    - Chris Carr, Southampton, 1/7/2008 13:16

Carr is that peculiar breed of Briton, Thickus Shittus. Never mind reading the story, just make your own one up and hope nobody notices.The newspaper equivalent of John Redwood's Welsh National Anthem.

Fortunately, there are some sane comments:
  • If there are gipsy Roma families that are causing trouble or mistreating their children, they need to be dealt with like people from any other minority. Such cases shouldn’t simply be seen as an opportunity to gain votes or to sell a few more newspapers. Crime is the symptom of a greater problem, and if the problems aren’t dealt with then the problem persists. Ultimately society decides what kind of world we are going to live in. When people are excluded from society they make their own rules. I don’t say that is right it is just the way it goes. Catching criminals and punishing them is essential, but it doesn’t change any thing. Changing hearts and minds, changes everything.

    - Joseph G. Jones (The Gypsy Council Ltd, Secretary), Amersham Bucks, 1/7/2008 8:00

The Council's site is currently under reconstruction (imagine Mail comments about tarmac etc) but there is an interesting affiliated 'permanent site' here.
  • The comments here are disgusting. Fingerprinting children of a minority because they are from a minority? Even the Catholic Church has condemned it yet people here think it is common sense.

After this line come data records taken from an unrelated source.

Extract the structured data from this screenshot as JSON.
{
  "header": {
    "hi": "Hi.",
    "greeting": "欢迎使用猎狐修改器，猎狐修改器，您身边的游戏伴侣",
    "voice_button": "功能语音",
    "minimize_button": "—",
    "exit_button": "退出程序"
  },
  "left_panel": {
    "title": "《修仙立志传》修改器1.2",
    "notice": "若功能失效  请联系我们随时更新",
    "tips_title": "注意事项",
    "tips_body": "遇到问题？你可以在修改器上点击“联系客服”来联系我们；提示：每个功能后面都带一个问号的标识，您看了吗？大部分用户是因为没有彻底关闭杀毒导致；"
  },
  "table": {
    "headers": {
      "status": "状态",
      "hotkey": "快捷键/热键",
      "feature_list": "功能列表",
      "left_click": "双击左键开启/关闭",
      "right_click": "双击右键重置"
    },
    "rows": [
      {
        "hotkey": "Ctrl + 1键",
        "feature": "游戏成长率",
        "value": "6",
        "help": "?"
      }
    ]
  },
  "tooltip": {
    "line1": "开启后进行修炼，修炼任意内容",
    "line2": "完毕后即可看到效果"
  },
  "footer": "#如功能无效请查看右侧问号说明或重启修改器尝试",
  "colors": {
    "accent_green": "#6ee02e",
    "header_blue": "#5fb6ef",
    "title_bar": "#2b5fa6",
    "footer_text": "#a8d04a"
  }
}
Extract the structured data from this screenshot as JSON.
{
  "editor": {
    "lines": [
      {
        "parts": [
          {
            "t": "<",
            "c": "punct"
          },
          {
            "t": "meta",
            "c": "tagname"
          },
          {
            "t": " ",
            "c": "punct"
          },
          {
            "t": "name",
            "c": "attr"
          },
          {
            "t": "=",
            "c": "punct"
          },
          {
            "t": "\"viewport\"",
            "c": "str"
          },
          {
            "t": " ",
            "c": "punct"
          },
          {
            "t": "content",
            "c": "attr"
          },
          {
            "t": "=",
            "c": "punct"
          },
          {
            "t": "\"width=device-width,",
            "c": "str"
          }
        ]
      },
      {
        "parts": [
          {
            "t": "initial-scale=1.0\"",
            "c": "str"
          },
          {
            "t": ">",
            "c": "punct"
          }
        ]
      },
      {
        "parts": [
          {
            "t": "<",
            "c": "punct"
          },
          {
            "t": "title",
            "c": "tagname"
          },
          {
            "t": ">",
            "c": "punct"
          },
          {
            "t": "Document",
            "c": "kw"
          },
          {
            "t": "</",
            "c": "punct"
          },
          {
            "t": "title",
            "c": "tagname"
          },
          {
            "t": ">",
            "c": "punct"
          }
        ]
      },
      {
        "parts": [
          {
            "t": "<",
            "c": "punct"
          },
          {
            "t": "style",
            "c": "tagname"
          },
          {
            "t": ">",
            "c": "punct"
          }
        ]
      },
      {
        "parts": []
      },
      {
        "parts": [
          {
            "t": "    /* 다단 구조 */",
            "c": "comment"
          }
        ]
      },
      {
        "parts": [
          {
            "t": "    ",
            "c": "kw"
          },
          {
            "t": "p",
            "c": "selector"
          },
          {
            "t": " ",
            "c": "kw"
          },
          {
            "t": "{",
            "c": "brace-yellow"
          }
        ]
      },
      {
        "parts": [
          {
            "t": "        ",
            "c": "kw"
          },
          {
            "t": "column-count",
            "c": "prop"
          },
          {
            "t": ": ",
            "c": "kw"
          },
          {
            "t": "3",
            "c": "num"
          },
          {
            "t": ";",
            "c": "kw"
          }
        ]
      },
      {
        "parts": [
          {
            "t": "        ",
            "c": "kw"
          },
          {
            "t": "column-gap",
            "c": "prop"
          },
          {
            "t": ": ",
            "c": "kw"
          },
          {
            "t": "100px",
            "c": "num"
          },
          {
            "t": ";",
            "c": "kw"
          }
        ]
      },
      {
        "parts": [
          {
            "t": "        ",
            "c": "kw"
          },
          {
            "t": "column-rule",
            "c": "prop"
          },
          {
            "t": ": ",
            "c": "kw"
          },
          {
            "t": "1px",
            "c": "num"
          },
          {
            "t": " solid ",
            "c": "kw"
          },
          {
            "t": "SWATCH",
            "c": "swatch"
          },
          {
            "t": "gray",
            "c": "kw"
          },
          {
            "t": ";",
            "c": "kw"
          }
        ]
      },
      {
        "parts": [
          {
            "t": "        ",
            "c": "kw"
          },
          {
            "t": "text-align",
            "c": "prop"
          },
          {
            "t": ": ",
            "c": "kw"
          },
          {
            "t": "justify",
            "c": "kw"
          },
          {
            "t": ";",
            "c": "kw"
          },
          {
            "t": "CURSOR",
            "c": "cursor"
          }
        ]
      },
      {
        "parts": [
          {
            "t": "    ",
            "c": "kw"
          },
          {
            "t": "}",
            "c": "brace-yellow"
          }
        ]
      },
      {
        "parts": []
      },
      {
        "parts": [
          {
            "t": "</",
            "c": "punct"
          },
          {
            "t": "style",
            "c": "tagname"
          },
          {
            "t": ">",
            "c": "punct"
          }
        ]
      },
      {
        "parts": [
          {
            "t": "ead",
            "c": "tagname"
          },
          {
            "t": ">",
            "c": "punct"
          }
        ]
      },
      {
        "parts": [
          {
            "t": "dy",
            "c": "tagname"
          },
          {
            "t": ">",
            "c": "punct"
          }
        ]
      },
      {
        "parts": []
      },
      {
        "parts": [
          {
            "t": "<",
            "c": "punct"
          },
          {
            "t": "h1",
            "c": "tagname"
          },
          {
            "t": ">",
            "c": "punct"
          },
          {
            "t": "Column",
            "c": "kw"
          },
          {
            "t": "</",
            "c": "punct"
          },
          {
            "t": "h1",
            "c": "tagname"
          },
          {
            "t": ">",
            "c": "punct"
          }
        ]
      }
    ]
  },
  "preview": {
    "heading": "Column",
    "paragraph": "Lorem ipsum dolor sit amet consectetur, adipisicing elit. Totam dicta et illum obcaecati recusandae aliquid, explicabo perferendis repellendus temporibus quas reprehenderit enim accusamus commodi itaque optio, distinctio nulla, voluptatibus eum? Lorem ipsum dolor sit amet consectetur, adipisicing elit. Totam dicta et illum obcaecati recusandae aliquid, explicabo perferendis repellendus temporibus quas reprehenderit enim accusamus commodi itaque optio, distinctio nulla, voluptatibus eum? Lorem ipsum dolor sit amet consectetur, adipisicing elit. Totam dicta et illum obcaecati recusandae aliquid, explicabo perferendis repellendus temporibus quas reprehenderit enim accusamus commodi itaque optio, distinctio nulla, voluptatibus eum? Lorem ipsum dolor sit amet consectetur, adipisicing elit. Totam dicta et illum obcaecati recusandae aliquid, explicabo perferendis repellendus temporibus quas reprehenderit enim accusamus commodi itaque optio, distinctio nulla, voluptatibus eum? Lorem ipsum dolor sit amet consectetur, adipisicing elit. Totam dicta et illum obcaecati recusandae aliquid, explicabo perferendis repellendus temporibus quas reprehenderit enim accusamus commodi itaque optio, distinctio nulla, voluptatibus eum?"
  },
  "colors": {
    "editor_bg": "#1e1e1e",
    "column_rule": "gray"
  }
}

Really quite unreal.

    - Kevin Boatang, London, 1/7/2008 10:05

There is daylight robbery in Milan: over £4 for a pint of piss poor Peroni.